*** Opening of PROVIDED RECORDS ***
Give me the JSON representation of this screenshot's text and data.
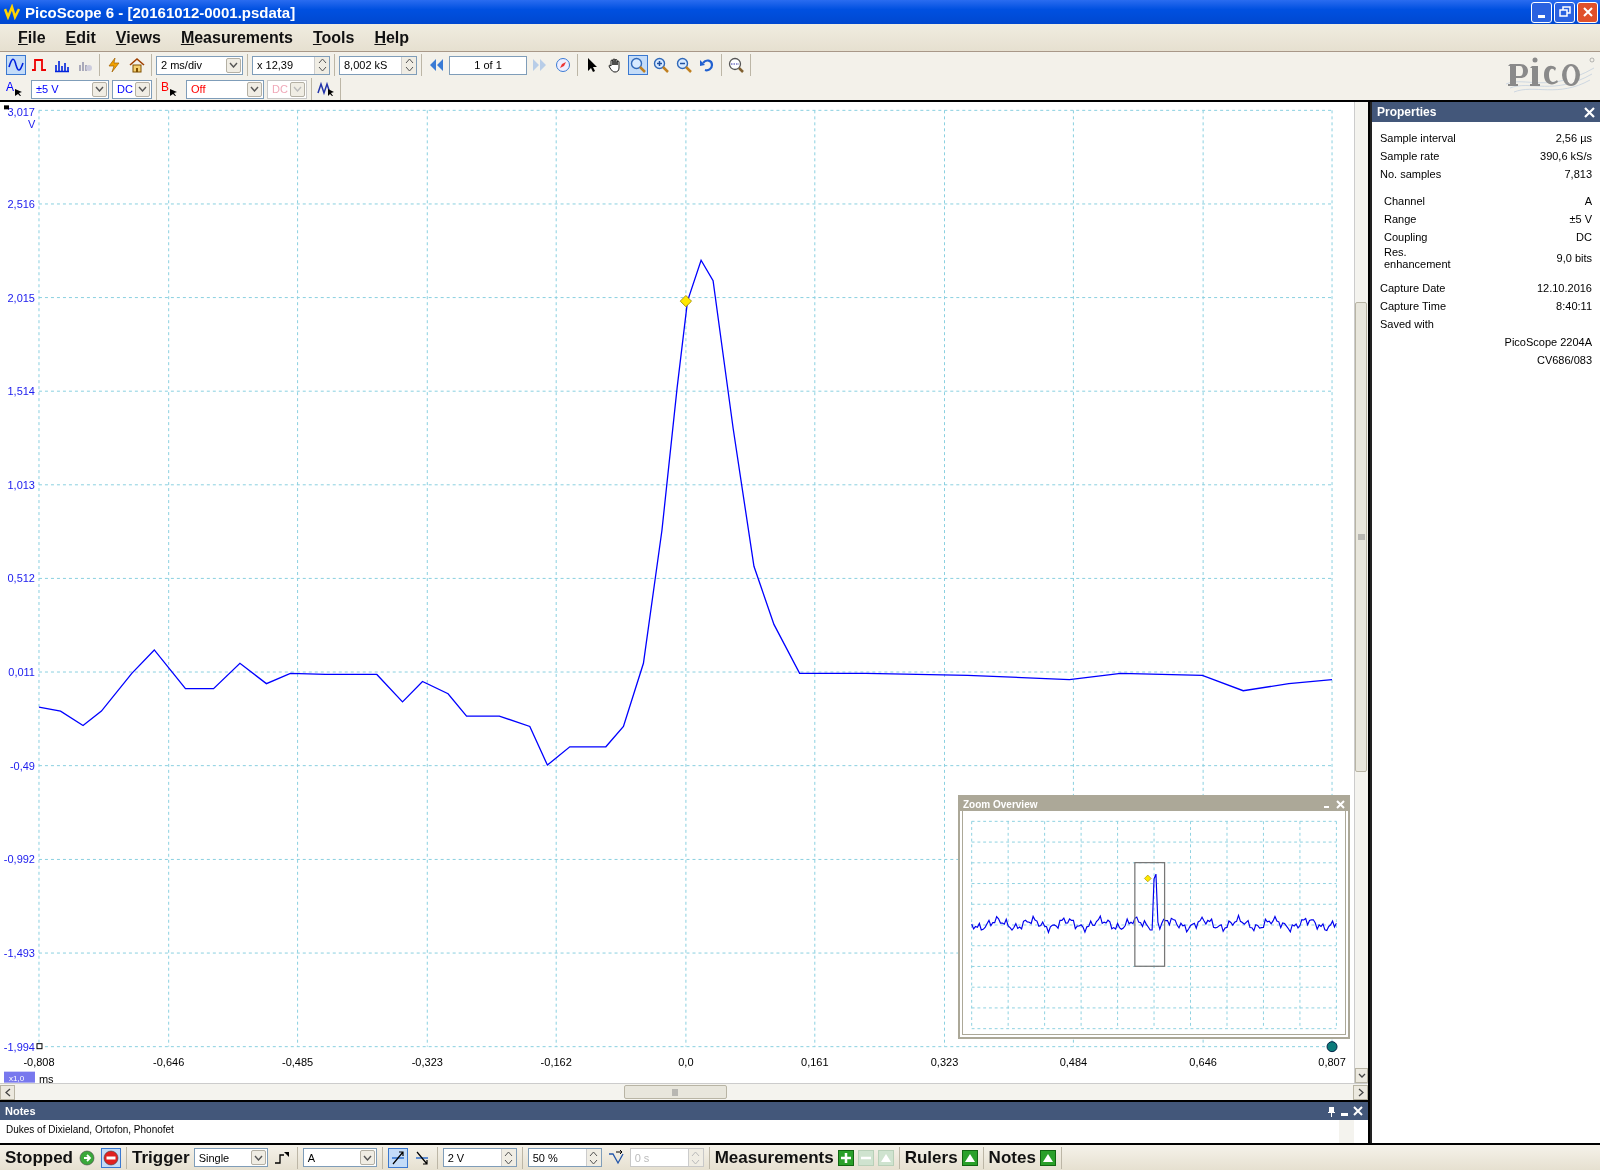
{
  "window": {
    "title": "PicoScope 6 - [20161012-0001.psdata]"
  },
  "menu": [
    "File",
    "Edit",
    "Views",
    "Measurements",
    "Tools",
    "Help"
  ],
  "toolbar": {
    "views": [
      {
        "kind": "scope",
        "selected": true
      },
      {
        "kind": "persistence",
        "selected": false
      },
      {
        "kind": "spectrum",
        "selected": false
      }
    ],
    "timebase": "2 ms/div",
    "zoom": "x 12,39",
    "samples": "8,002 kS",
    "page": "1 of 1",
    "tools": [
      {
        "kind": "pointer",
        "selected": false
      },
      {
        "kind": "hand",
        "selected": false
      },
      {
        "kind": "zoom",
        "selected": true
      },
      {
        "kind": "zoom-in",
        "selected": false
      },
      {
        "kind": "zoom-out",
        "selected": false
      },
      {
        "kind": "undo",
        "selected": false
      }
    ]
  },
  "channels": [
    {
      "label": "A",
      "range": "±5 V",
      "coupling": "DC",
      "disabled": false,
      "color": "#0000ff"
    },
    {
      "label": "B",
      "range": "Off",
      "coupling": "DC",
      "disabled": true,
      "color": "#ff0000"
    }
  ],
  "scope": {
    "x_scale": "x1,0",
    "chart_data": {
      "type": "line",
      "grid": true,
      "xlabel": "ms",
      "ylabel": "V",
      "xlim": [
        -0.808,
        0.807
      ],
      "ylim": [
        -1.994,
        3.017
      ],
      "xticks": [
        {
          "value": -0.808,
          "label": "-0,808"
        },
        {
          "value": -0.646,
          "label": "-0,646"
        },
        {
          "value": -0.485,
          "label": "-0,485"
        },
        {
          "value": -0.323,
          "label": "-0,323"
        },
        {
          "value": -0.162,
          "label": "-0,162"
        },
        {
          "value": 0,
          "label": "0,0"
        },
        {
          "value": 0.161,
          "label": "0,161"
        },
        {
          "value": 0.323,
          "label": "0,323"
        },
        {
          "value": 0.484,
          "label": "0,484"
        },
        {
          "value": 0.646,
          "label": "0,646"
        },
        {
          "value": 0.807,
          "label": "0,807"
        }
      ],
      "yticks": [
        {
          "value": 3.017,
          "label": "3,017"
        },
        {
          "value": 2.516,
          "label": "2,516"
        },
        {
          "value": 2.015,
          "label": "2,015"
        },
        {
          "value": 1.514,
          "label": "1,514"
        },
        {
          "value": 1.013,
          "label": "1,013"
        },
        {
          "value": 0.512,
          "label": "0,512"
        },
        {
          "value": 0.011,
          "label": "0,011"
        },
        {
          "value": -0.49,
          "label": "-0,49"
        },
        {
          "value": -0.992,
          "label": "-0,992"
        },
        {
          "value": -1.493,
          "label": "-1,493"
        },
        {
          "value": -1.994,
          "label": "-1,994"
        }
      ],
      "x": [
        -0.808,
        -0.781,
        -0.753,
        -0.73,
        -0.692,
        -0.664,
        -0.625,
        -0.59,
        -0.557,
        -0.524,
        -0.494,
        -0.45,
        -0.386,
        -0.354,
        -0.329,
        -0.297,
        -0.274,
        -0.233,
        -0.195,
        -0.173,
        -0.145,
        -0.1,
        -0.078,
        -0.053,
        -0.03,
        -0.011,
        0.002,
        0.019,
        0.034,
        0.059,
        0.085,
        0.11,
        0.142,
        0.225,
        0.352,
        0.479,
        0.543,
        0.645,
        0.696,
        0.753,
        0.807
      ],
      "series": [
        {
          "color": "#0000ff",
          "values": [
            -0.176,
            -0.198,
            -0.275,
            -0.198,
            0.004,
            0.129,
            -0.078,
            -0.078,
            0.058,
            -0.051,
            0.004,
            -0.002,
            -0.002,
            -0.149,
            -0.04,
            -0.105,
            -0.225,
            -0.225,
            -0.28,
            -0.487,
            -0.389,
            -0.389,
            -0.28,
            0.058,
            0.768,
            1.532,
            1.996,
            2.215,
            2.105,
            1.314,
            0.577,
            0.266,
            0.004,
            0.004,
            -0.007,
            -0.029,
            0.004,
            -0.007,
            -0.089,
            -0.051,
            -0.029
          ]
        }
      ]
    }
  },
  "zoom_overview": {
    "title": "Zoom Overview"
  },
  "properties": {
    "title": "Properties",
    "groups": [
      [
        {
          "label": "Sample interval",
          "value": "2,56 µs"
        },
        {
          "label": "Sample rate",
          "value": "390,6 kS/s"
        },
        {
          "label": "No. samples",
          "value": "7,813"
        }
      ],
      [
        {
          "label": "Channel",
          "value": "A"
        },
        {
          "label": "Range",
          "value": "±5 V"
        },
        {
          "label": "Coupling",
          "value": "DC"
        },
        {
          "label": "Res. enhancement",
          "value": "9,0 bits"
        }
      ],
      [
        {
          "label": "Capture Date",
          "value": "12.10.2016"
        },
        {
          "label": "Capture Time",
          "value": "8:40:11"
        },
        {
          "label": "Saved with"
        },
        {
          "value": "PicoScope 2204A"
        },
        {
          "value": "CV686/083"
        }
      ]
    ]
  },
  "notes": {
    "title": "Notes",
    "text": "Dukes of Dixieland, Ortofon, Phonofet"
  },
  "status_bar": {
    "state": "Stopped",
    "run_controls": [
      {
        "kind": "run",
        "selected": false
      },
      {
        "kind": "stop",
        "selected": true
      }
    ],
    "trigger_label": "Trigger",
    "trigger_mode": "Single",
    "trigger_source": "A",
    "edges": [
      {
        "kind": "rising",
        "selected": true
      },
      {
        "kind": "falling",
        "selected": false
      }
    ],
    "threshold": "2 V",
    "pretrigger": "50 %",
    "delay": "0 s",
    "sections": [
      {
        "label": "Measurements",
        "buttons": [
          {
            "kind": "add",
            "disabled": false
          },
          {
            "kind": "remove",
            "disabled": true
          },
          {
            "kind": "up",
            "disabled": true
          }
        ]
      },
      {
        "label": "Rulers",
        "buttons": [
          {
            "kind": "up",
            "disabled": false
          }
        ]
      },
      {
        "label": "Notes",
        "buttons": [
          {
            "kind": "up",
            "disabled": false
          }
        ]
      }
    ]
  }
}
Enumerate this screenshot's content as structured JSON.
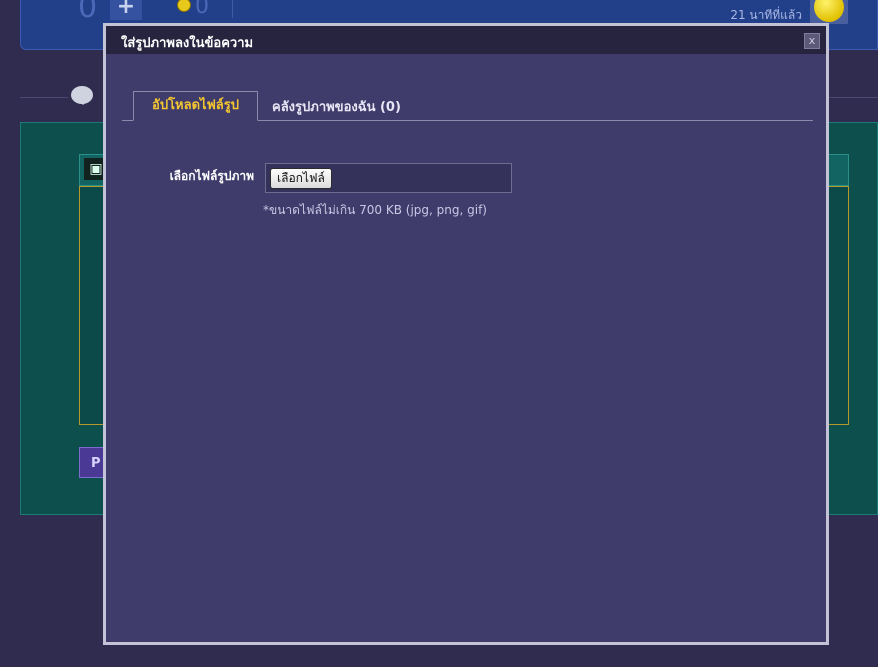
{
  "background": {
    "top_bar": {
      "count_left": "0",
      "plus_label": "+",
      "count_right": "0",
      "time_ago": "21 นาทีที่แล้ว"
    },
    "editor": {
      "camera_icon": "camera-icon",
      "submit_label": "P"
    }
  },
  "modal": {
    "title": "ใส่รูปภาพลงในข้อความ",
    "close_label": "x",
    "tabs": [
      {
        "label": "อัปโหลดไฟล์รูป",
        "active": true
      },
      {
        "label": "คลังรูปภาพของฉัน (0)",
        "active": false
      }
    ],
    "upload": {
      "field_label": "เลือกไฟล์รูปภาพ",
      "button_label": "เลือกไฟล์",
      "hint": "*ขนาดไฟล์ไม่เกิน 700 KB (jpg, png, gif)"
    }
  },
  "colors": {
    "accent_tab": "#f2c531",
    "modal_bg": "#3f3b6a",
    "header_bg": "#26243e",
    "page_bg": "#2f2c4f"
  }
}
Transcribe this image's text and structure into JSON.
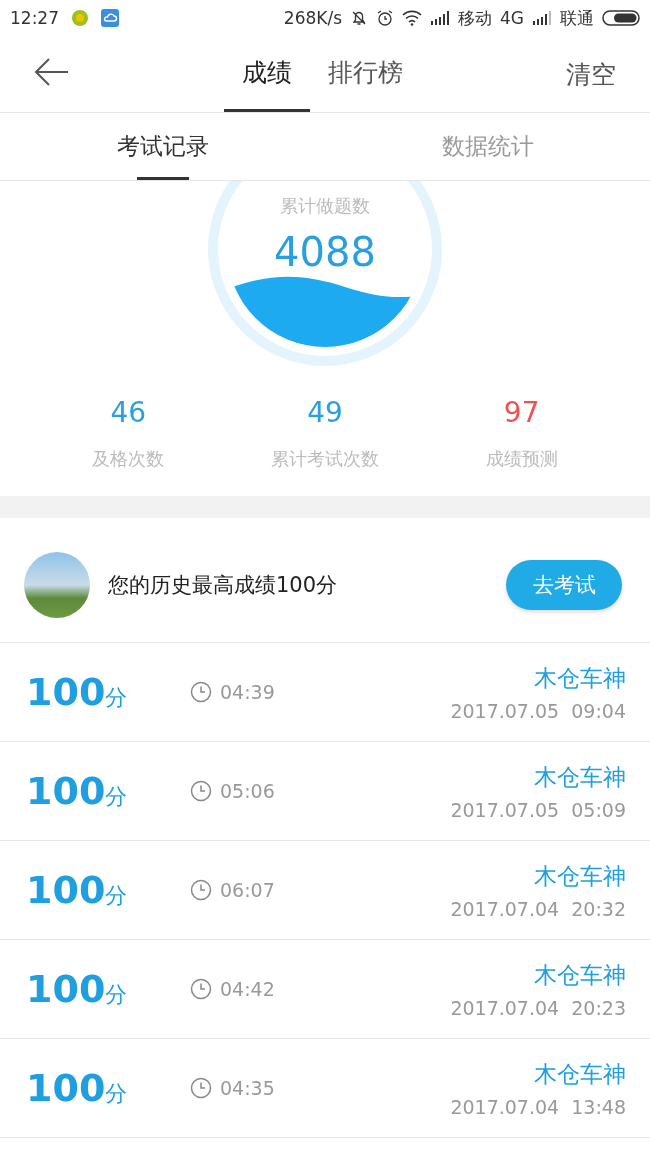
{
  "status_bar": {
    "time": "12:27",
    "speed": "268K/s",
    "carrier_1": "移动",
    "network": "4G",
    "carrier_2": "联通"
  },
  "header": {
    "tabs": [
      {
        "label": "成绩",
        "selected": true
      },
      {
        "label": "排行榜",
        "selected": false
      }
    ],
    "action": "清空"
  },
  "sub_tabs": [
    {
      "label": "考试记录",
      "selected": true
    },
    {
      "label": "数据统计",
      "selected": false
    }
  ],
  "gauge": {
    "label": "累计做题数",
    "value": "4088"
  },
  "stats": [
    {
      "value": "46",
      "label": "及格次数",
      "color": "#2a9fe0"
    },
    {
      "value": "49",
      "label": "累计考试次数",
      "color": "#2a9fe0"
    },
    {
      "value": "97",
      "label": "成绩预测",
      "color": "#ef5350"
    }
  ],
  "best": {
    "text": "您的历史最高成绩100分",
    "button": "去考试"
  },
  "records": [
    {
      "score": "100",
      "unit": "分",
      "duration": "04:39",
      "name": "木仓车神",
      "date": "2017.07.05  09:04"
    },
    {
      "score": "100",
      "unit": "分",
      "duration": "05:06",
      "name": "木仓车神",
      "date": "2017.07.05  05:09"
    },
    {
      "score": "100",
      "unit": "分",
      "duration": "06:07",
      "name": "木仓车神",
      "date": "2017.07.04  20:32"
    },
    {
      "score": "100",
      "unit": "分",
      "duration": "04:42",
      "name": "木仓车神",
      "date": "2017.07.04  20:23"
    },
    {
      "score": "100",
      "unit": "分",
      "duration": "04:35",
      "name": "木仓车神",
      "date": "2017.07.04  13:48"
    }
  ]
}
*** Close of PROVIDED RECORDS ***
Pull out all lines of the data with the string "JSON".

» **RESULT OF THIS EXERCISE**:
Give me the JSON representation of this screenshot's text and data.
Enumerate this screenshot's content as structured JSON.
Transcribe this image's text and structure into JSON.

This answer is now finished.